an individual or organization designated to receive benefits or funds under a will or other contract, such as an insurance policy, trust or retirement plan
"I, [name], of [city, state, ZIP], give, devise and bequeath to The University Of Tennessee [written amount or percentage of the estate or description of property] for its unrestricted use and purpose."
able to be changed or cancelled
A revocable living trust is set up during your lifetime and can be revoked at any time before death. They allow assets held in the trust to pass directly to beneficiaries without probate court proceedings and can also reduce federal estate taxes.
cannot be changed or cancelled
tax on gifts generally paid by the person making the gift rather than the recipient
the original value of an asset, such as stock, before its appreciation or depreciation
the growth in value of an asset like stock or real estate since the original purchase
the price a willing buyer and willing seller can agree on
The person receiving the gift annuity payments.
the part of an estate left after debts, taxes and specific bequests have been paid
a written and properly witnessed legal change to a will
the person named in a will to manage the estate, collect the property, pay any debt, and distribute property according to the will
A donor advised fund is an account that you set up but which is managed by a nonprofit organization.

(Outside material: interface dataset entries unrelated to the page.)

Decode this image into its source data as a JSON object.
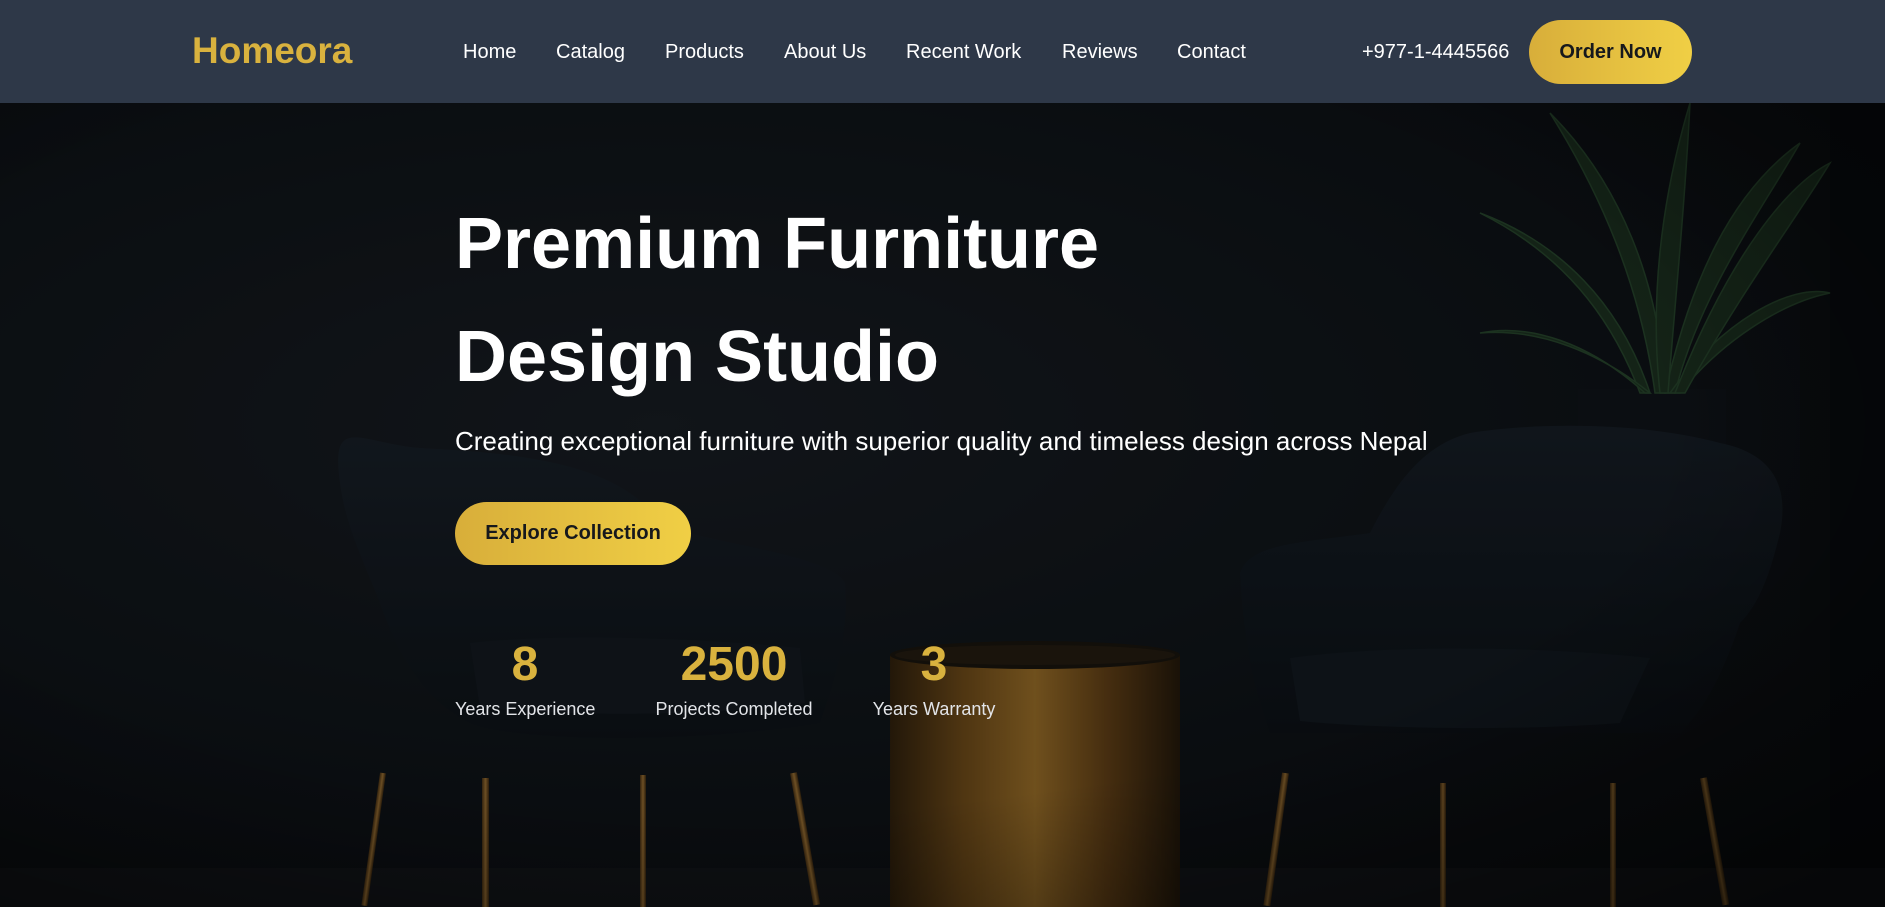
{
  "brand": {
    "name": "Homeora"
  },
  "nav": {
    "links": [
      {
        "label": "Home"
      },
      {
        "label": "Catalog"
      },
      {
        "label": "Products"
      },
      {
        "label": "About Us"
      },
      {
        "label": "Recent Work"
      },
      {
        "label": "Reviews"
      },
      {
        "label": "Contact"
      }
    ],
    "phone": "+977-1-4445566",
    "cta_label": "Order Now"
  },
  "hero": {
    "title_line1": "Premium Furniture",
    "title_line2": "Design Studio",
    "subtitle": "Creating exceptional furniture with superior quality and timeless design across Nepal",
    "cta_label": "Explore Collection",
    "stats": [
      {
        "value": "8",
        "label": "Years Experience"
      },
      {
        "value": "2500",
        "label": "Projects Completed"
      },
      {
        "value": "3",
        "label": "Years Warranty"
      }
    ]
  },
  "colors": {
    "accent": "#d9b23e",
    "navbar_bg": "#2e3848",
    "hero_bg": "#0e1216"
  }
}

You contribute to the account, which grows tax-free. You can recommend how much (and how often) you want to distribute money from that fund to UT or other charities. You cannot direct the gifts.
An endowed gift can create a new endowment or add to an existing endowment. The principal of the endowment is invested and a portion of the principal’s earnings are used each year to support our mission.
Tax on the growth in value of an asset—such as real estate or stock—since its original purchase.
Securities, real estate, or any other property having a fair market value greater than its original purchase price.
Real estate can be a personal residence, vacation home, timeshare property, farm, commercial property or undeveloped land.
A charitable remainder trust provides you or other named individuals income each year for life or a period not exceeding 20 years from assets you give to the trust you create.
You give assets to a trust that pays our organization set payments for a number of years, which you choose. The longer the length of time, the better the gift tax savings to you. When the term is up, the remaining trust assets go to you, your family or other beneficiaries you select. This is an excellent way to transfer property to family members at a minimal cost.
You fund this type of trust with cash or appreciated assets—and receive an immediate federal income tax charitable deduction. You can also make additional gifts; each one also qualifies for a tax deduction. The trust pays you, each year, a variable amount based on a fixed percentage of the fair market value of the trust assets. When the trust terminates, the remaining principal goes to UT as a lump sum.
You fund this trust with cash or appreciated assets—and receive an immediate federal income tax charitable deduction. Each year the trust pays you or another named individual the same dollar amount you choose at the start. When the trust terminates, the remaining principal goes to UT as a lump sum.
A beneficiary designation clearly identifies how specific assets will be distributed after your death.
A charitable gift annuity involves a simple contract between you and UT where you agree to make a gift to UT and we, in return, agree to pay you (and someone else, if you choose) a fixed amount each year for the rest of your life.